A Bite size Guide to Cévennes Park
Dave Johnson | On 12, Nov 2013
Created in 1970 the Cevennes National park is located in southern Frances’s most mountainous area. Stretching over three départments – Lozère, Gard and Ardèche and two regions, Languedoc-Roussillon and Rhône-Alpes the park seamlessly blends the uplands of the Massif Central with the fertile agricultural plains of Languedoc. What follows is a bitesize guide to the best that this park has to offer visitors.
Due to the exceptional natural environment, especially in the central area of the park, ecotourism has been encouraged and is now flourishing. Look out for the Panda Gite logo. Owned by the World Wild Life Fund in France, it is only awarded to those properties that are built to traditional styles using sustainable materials and techniques.

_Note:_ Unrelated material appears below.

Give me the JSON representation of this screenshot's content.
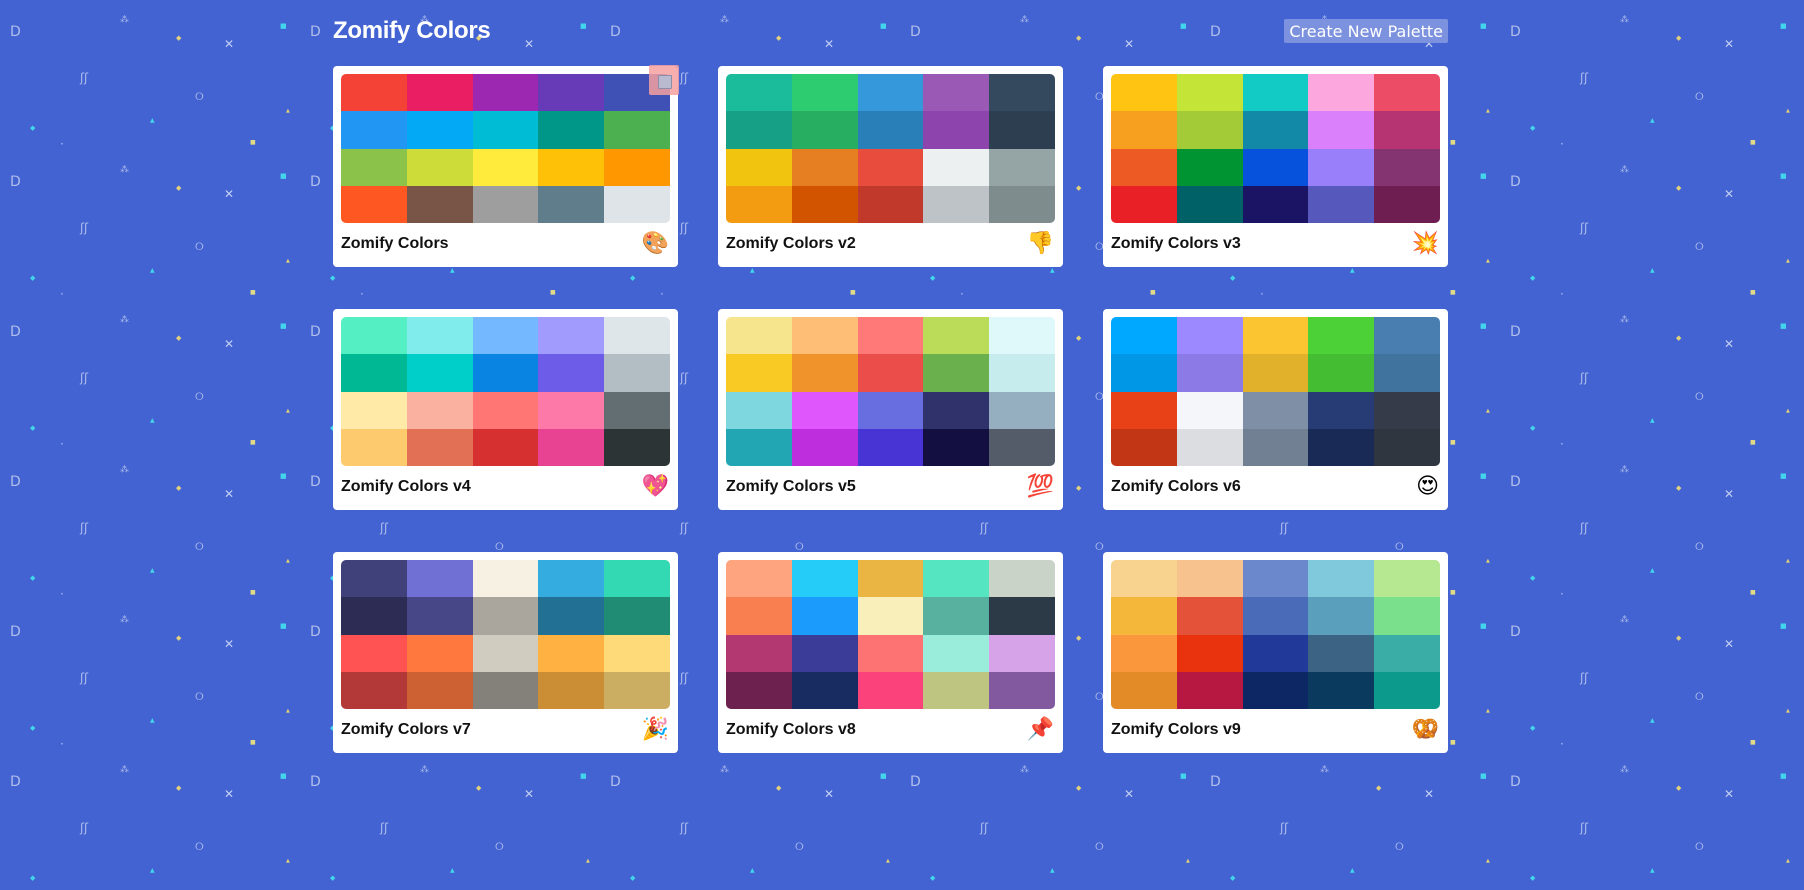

The owner of the property must live on the premises and be committed to helping guests maintain the local flora and fauna by maintaining pathways, creating observation points and providing clear information for visitors.
Staying in Cévennes
There are a large number of hotels that offer a flavor of life in Cévennes. Wonderful three and four star hotels such as the Chateau d’Ayers in Millau offer a welcome that is elegant and comfortable while smaller premises such as the Hotel du Mont Aigoual put you right in the heart of this spectacular area of France. There is also a wide range of traditional gites across the region that make for perfect self catering accommodation.
Visitors to the Cévennes Park are always drawn by the outdoors activities that are widely available. With more than 3,500 km of sign posted pathways there is no shortage of walks. There are twenty “topoguides” that can be purchased and provided detailed information on 275 different walks. Mountain bike trails are also found in the higher areas of the Causse Méjean and the Aigoual massif. Professional guides are also available to make the most of your mountain bike experience. With 400km of sign posted horse riding trails the area is also a mecca for horse lovers.
The Cévennes Park is also home to three spectacular caves. Aven Armand, Dargilan, and Bramabiau have all regularly attracted visitors since the 19th century. Aven Armand is breathtaking for its sheer size, large enough to house the Notre Dame cathedral it also has more than 400 giant stalagmites. Driglan is widely known as the “pink cave” due to the mineral colourartion of its calciteflows, one of which at more than 2,000 square metres is the largest in the world. The third cave worth visiting is Bramabiau which is an underground canyon cut by the subterranean River Bonheur.